### Instructions for the task
Set down each entry below exactly as it stands.

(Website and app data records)
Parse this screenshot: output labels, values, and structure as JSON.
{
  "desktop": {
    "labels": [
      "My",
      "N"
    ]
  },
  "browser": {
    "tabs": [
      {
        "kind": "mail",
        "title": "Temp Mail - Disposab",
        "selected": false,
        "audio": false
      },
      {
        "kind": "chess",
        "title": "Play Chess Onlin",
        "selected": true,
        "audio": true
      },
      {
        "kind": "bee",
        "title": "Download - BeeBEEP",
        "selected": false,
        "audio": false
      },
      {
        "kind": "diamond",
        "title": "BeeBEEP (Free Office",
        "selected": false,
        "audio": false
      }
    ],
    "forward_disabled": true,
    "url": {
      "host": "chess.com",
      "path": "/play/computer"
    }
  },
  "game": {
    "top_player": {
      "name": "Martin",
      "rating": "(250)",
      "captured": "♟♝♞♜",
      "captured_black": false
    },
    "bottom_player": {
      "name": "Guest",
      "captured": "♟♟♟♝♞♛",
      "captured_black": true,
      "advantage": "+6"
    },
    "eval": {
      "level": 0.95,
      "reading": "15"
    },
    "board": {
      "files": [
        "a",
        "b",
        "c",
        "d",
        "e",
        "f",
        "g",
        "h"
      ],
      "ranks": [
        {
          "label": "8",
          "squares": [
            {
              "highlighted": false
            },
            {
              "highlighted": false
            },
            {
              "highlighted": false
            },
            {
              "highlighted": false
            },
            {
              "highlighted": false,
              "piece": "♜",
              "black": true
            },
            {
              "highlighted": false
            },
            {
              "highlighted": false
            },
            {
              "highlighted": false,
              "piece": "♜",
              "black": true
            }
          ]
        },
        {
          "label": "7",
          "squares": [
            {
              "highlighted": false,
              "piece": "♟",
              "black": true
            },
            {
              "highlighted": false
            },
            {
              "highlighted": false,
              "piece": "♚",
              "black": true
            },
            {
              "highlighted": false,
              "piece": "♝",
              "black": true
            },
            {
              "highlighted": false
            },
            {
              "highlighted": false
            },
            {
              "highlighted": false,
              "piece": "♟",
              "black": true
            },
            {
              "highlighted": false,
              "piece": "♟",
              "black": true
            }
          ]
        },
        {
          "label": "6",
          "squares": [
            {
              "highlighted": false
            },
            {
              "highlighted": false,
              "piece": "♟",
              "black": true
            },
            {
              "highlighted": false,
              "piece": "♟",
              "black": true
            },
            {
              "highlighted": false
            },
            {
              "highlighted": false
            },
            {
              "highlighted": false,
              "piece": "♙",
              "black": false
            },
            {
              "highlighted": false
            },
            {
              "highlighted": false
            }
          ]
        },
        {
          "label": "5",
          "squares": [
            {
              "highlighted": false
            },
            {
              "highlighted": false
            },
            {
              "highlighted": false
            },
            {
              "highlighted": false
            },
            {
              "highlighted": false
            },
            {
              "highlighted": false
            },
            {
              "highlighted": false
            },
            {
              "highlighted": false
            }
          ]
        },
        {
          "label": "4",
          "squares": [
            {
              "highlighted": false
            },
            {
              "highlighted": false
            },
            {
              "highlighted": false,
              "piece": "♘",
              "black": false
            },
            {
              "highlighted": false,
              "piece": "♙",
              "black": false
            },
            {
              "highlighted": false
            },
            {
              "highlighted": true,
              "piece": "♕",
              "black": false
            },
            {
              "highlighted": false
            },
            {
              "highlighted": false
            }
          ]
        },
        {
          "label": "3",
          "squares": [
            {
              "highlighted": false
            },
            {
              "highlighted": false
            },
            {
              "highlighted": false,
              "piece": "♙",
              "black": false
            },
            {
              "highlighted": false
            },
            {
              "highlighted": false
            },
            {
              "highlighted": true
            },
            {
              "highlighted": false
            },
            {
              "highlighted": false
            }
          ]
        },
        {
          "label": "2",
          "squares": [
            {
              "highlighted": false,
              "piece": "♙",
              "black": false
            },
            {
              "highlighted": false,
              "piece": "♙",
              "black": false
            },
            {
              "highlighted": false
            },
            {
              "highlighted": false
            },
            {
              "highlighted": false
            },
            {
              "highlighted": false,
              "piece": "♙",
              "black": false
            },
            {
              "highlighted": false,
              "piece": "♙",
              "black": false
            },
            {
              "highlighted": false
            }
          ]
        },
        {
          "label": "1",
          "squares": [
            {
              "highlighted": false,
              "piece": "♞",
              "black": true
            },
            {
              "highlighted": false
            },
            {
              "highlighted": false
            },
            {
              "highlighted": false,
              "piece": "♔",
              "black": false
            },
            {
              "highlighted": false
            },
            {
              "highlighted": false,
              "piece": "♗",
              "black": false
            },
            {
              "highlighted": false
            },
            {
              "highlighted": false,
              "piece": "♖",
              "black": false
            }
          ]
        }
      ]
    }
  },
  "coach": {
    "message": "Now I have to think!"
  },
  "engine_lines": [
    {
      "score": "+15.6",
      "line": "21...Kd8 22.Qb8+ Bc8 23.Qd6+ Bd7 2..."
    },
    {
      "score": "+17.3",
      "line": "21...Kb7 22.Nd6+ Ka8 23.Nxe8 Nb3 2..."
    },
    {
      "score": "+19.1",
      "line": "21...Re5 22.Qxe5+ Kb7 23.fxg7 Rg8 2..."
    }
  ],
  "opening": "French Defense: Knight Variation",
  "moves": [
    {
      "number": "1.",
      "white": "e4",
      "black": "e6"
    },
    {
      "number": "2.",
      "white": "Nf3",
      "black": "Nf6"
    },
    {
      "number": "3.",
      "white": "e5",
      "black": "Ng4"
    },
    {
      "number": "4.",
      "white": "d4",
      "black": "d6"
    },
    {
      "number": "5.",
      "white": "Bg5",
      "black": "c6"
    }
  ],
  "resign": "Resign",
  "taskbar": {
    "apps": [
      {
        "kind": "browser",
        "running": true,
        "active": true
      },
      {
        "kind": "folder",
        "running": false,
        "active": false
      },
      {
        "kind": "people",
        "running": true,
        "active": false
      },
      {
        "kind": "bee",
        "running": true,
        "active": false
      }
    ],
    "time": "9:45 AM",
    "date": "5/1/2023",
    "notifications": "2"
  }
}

### Problem solution
Parse this screenshot: output labels, values, and structure as JSON.
{
  "desktop": {
    "labels": [
      "My",
      "N"
    ]
  },
  "browser": {
    "tabs": [
      {
        "kind": "mail",
        "title": "Temp Mail - Disposab",
        "selected": false,
        "audio": false
      },
      {
        "kind": "chess",
        "title": "Play Chess Onlin",
        "selected": true,
        "audio": true
      },
      {
        "kind": "bee",
        "title": "Download - BeeBEEP",
        "selected": false,
        "audio": false
      },
      {
        "kind": "diamond",
        "title": "BeeBEEP (Free Office",
        "selected": false,
        "audio": false
      }
    ],
    "forward_disabled": true,
    "url": {
      "host": "chess.com",
      "path": "/play/computer"
    }
  },
  "game": {
    "top_player": {
      "name": "Martin",
      "rating": "(250)",
      "captured": "♟♝♞♜",
      "captured_black": false
    },
    "bottom_player": {
      "name": "Guest",
      "captured": "♟♟♟♝♞♛",
      "captured_black": true,
      "advantage": "+6"
    },
    "eval": {
      "level": 0.95,
      "reading": "15"
    },
    "board": {
      "files": [
        "a",
        "b",
        "c",
        "d",
        "e",
        "f",
        "g",
        "h"
      ],
      "ranks": [
        {
          "label": "8",
          "squares": [
            {
              "highlighted": false
            },
            {
              "highlighted": false
            },
            {
              "highlighted": false
            },
            {
              "highlighted": false
            },
            {
              "highlighted": false,
              "piece": "♜",
              "black": true
            },
            {
              "highlighted": false
            },
            {
              "highlighted": false
            },
            {
              "highlighted": false,
              "piece": "♜",
              "black": true
            }
          ]
        },
        {
          "label": "7",
          "squares": [
            {
              "highlighted": false,
              "piece": "♟",
              "black": true
            },
            {
              "highlighted": false
            },
            {
              "highlighted": false,
              "piece": "♚",
              "black": true
            },
            {
              "highlighted": false,
              "piece": "♝",
              "black": true
            },
            {
              "highlighted": false
            },
            {
              "highlighted": false
            },
            {
              "highlighted": false,
              "piece": "♟",
              "black": true
            },
            {
              "highlighted": false,
              "piece": "♟",
              "black": true
            }
          ]
        },
        {
          "label": "6",
          "squares": [
            {
              "highlighted": false
            },
            {
              "highlighted": false,
              "piece": "♟",
              "black": true
            },
            {
              "highlighted": false,
              "piece": "♟",
              "black": true
            },
            {
              "highlighted": false
            },
            {
              "highlighted": false
            },
            {
              "highlighted": false,
              "piece": "♙",
              "black": false
            },
            {
              "highlighted": false
            },
            {
              "highlighted": false
            }
          ]
        },
        {
          "label": "5",
          "squares": [
            {
              "highlighted": false
            },
            {
              "highlighted": false
            },
            {
              "highlighted": false
            },
            {
              "highlighted": false
            },
            {
              "highlighted": false
            },
            {
              "highlighted": false
            },
            {
              "highlighted": false
            },
            {
              "highlighted": false
            }
          ]
        },
        {
          "label": "4",
          "squares": [
            {
              "highlighted": false
            },
            {
              "highlighted": false
            },
            {
              "highlighted": false,
              "piece": "♘",
              "black": false
            },
            {
              "highlighted": false,
              "piece": "♙",
              "black": false
            },
            {
              "highlighted": false
            },
            {
              "highlighted": true,
              "piece": "♕",
              "black": false
            },
            {
              "highlighted": false
            },
            {
              "highlighted": false
            }
          ]
        },
        {
          "label": "3",
          "squares": [
            {
              "highlighted": false
            },
            {
              "highlighted": false
            },
            {
              "highlighted": false,
              "piece": "♙",
              "black": false
            },
            {
              "highlighted": false
            },
            {
              "highlighted": false
            },
            {
              "highlighted": true
            },
            {
              "highlighted": false
            },
            {
              "highlighted": false
            }
          ]
        },
        {
          "label": "2",
          "squares": [
            {
              "highlighted": false,
              "piece": "♙",
              "black": false
            },
            {
              "highlighted": false,
              "piece": "♙",
              "black": false
            },
            {
              "highlighted": false
            },
            {
              "highlighted": false
            },
            {
              "highlighted": false
            },
            {
              "highlighted": false,
              "piece": "♙",
              "black": false
            },
            {
              "highlighted": false,
              "piece": "♙",
              "black": false
            },
            {
              "highlighted": false
            }
          ]
        },
        {
          "label": "1",
          "squares": [
            {
              "highlighted": false,
              "piece": "♞",
              "black": true
            },
            {
              "highlighted": false
            },
            {
              "highlighted": false
            },
            {
              "highlighted": false,
              "piece": "♔",
              "black": false
            },
            {
              "highlighted": false
            },
            {
              "highlighted": false,
              "piece": "♗",
              "black": false
            },
            {
              "highlighted": false
            },
            {
              "highlighted": false,
              "piece": "♖",
              "black": false
            }
          ]
        }
      ]
    }
  },
  "coach": {
    "message": "Now I have to think!"
  },
  "engine_lines": [
    {
      "score": "+15.6",
      "line": "21...Kd8 22.Qb8+ Bc8 23.Qd6+ Bd7 2..."
    },
    {
      "score": "+17.3",
      "line": "21...Kb7 22.Nd6+ Ka8 23.Nxe8 Nb3 2..."
    },
    {
      "score": "+19.1",
      "line": "21...Re5 22.Qxe5+ Kb7 23.fxg7 Rg8 2..."
    }
  ],
  "opening": "French Defense: Knight Variation",
  "moves": [
    {
      "number": "1.",
      "white": "e4",
      "black": "e6"
    },
    {
      "number": "2.",
      "white": "Nf3",
      "black": "Nf6"
    },
    {
      "number": "3.",
      "white": "e5",
      "black": "Ng4"
    },
    {
      "number": "4.",
      "white": "d4",
      "black": "d6"
    },
    {
      "number": "5.",
      "white": "Bg5",
      "black": "c6"
    }
  ],
  "resign": "Resign",
  "taskbar": {
    "apps": [
      {
        "kind": "browser",
        "running": true,
        "active": true
      },
      {
        "kind": "folder",
        "running": false,
        "active": false
      },
      {
        "kind": "people",
        "running": true,
        "active": false
      },
      {
        "kind": "bee",
        "running": true,
        "active": false
      }
    ],
    "time": "9:45 AM",
    "date": "5/1/2023",
    "notifications": "2"
  }
}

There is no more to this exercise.